DIRECTIONS: Your copy should match the entries exactly, except that it holds no pictures.

*** SUPPLIED DATA ***

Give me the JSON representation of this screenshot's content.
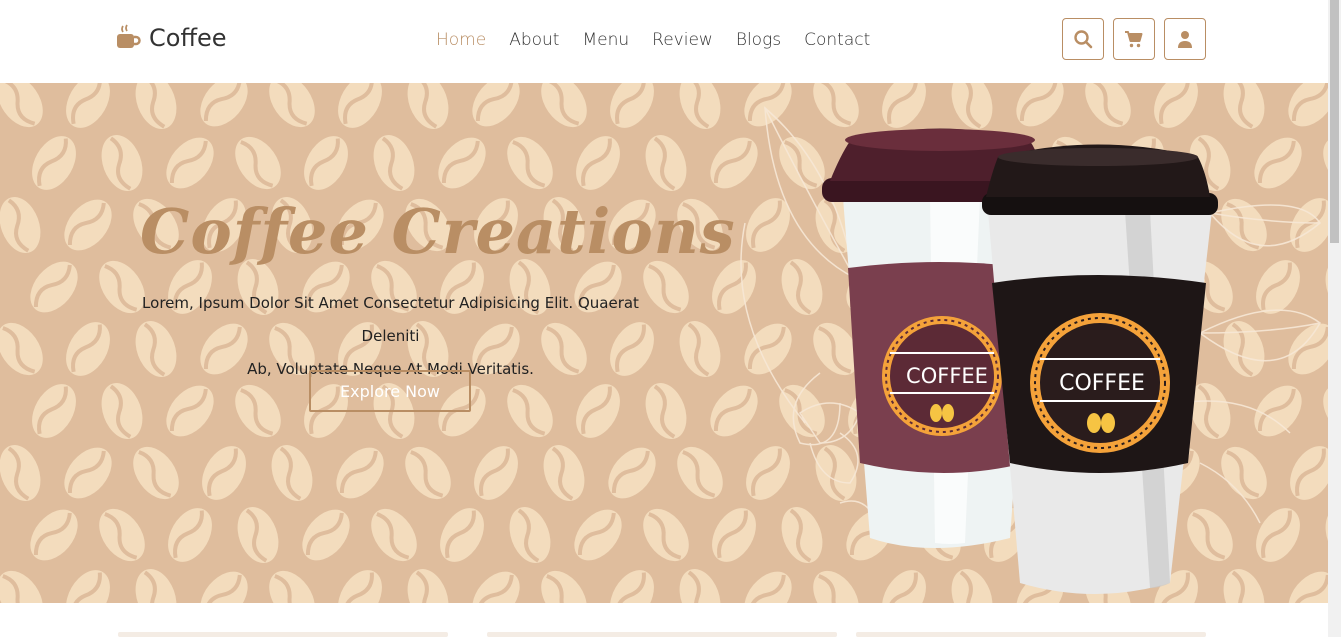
{
  "brand": {
    "logo_icon": "coffee-cup-icon",
    "name": "Coffee"
  },
  "nav": {
    "items": [
      {
        "label": "Home",
        "active": true
      },
      {
        "label": "About",
        "active": false
      },
      {
        "label": "Menu",
        "active": false
      },
      {
        "label": "Review",
        "active": false
      },
      {
        "label": "Blogs",
        "active": false
      },
      {
        "label": "Contact",
        "active": false
      }
    ]
  },
  "header_icons": [
    "search-icon",
    "cart-icon",
    "user-icon"
  ],
  "hero": {
    "title": "Coffee Creations",
    "text_line1": "Lorem, Ipsum Dolor Sit Amet Consectetur Adipisicing Elit. Quaerat Deleniti",
    "text_line2": "Ab, Voluptate Neque At Modi Veritatis.",
    "button_label": "Explore Now",
    "cup_label_1": "COFFEE",
    "cup_label_2": "COFFEE"
  },
  "colors": {
    "accent": "#b98e64",
    "hero_background": "#dfbd9d",
    "bean": "#f3dcbd",
    "dark_text": "#333333"
  }
}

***

OUTPUT BELOW:
Give me the JSON representation of this screenshot's content.
{
  "brand": {
    "logo_icon": "coffee-cup-icon",
    "name": "Coffee"
  },
  "nav": {
    "items": [
      {
        "label": "Home",
        "active": true
      },
      {
        "label": "About",
        "active": false
      },
      {
        "label": "Menu",
        "active": false
      },
      {
        "label": "Review",
        "active": false
      },
      {
        "label": "Blogs",
        "active": false
      },
      {
        "label": "Contact",
        "active": false
      }
    ]
  },
  "header_icons": [
    "search-icon",
    "cart-icon",
    "user-icon"
  ],
  "hero": {
    "title": "Coffee Creations",
    "text_line1": "Lorem, Ipsum Dolor Sit Amet Consectetur Adipisicing Elit. Quaerat Deleniti",
    "text_line2": "Ab, Voluptate Neque At Modi Veritatis.",
    "button_label": "Explore Now",
    "cup_label_1": "COFFEE",
    "cup_label_2": "COFFEE"
  },
  "colors": {
    "accent": "#b98e64",
    "hero_background": "#dfbd9d",
    "bean": "#f3dcbd",
    "dark_text": "#333333"
  }
}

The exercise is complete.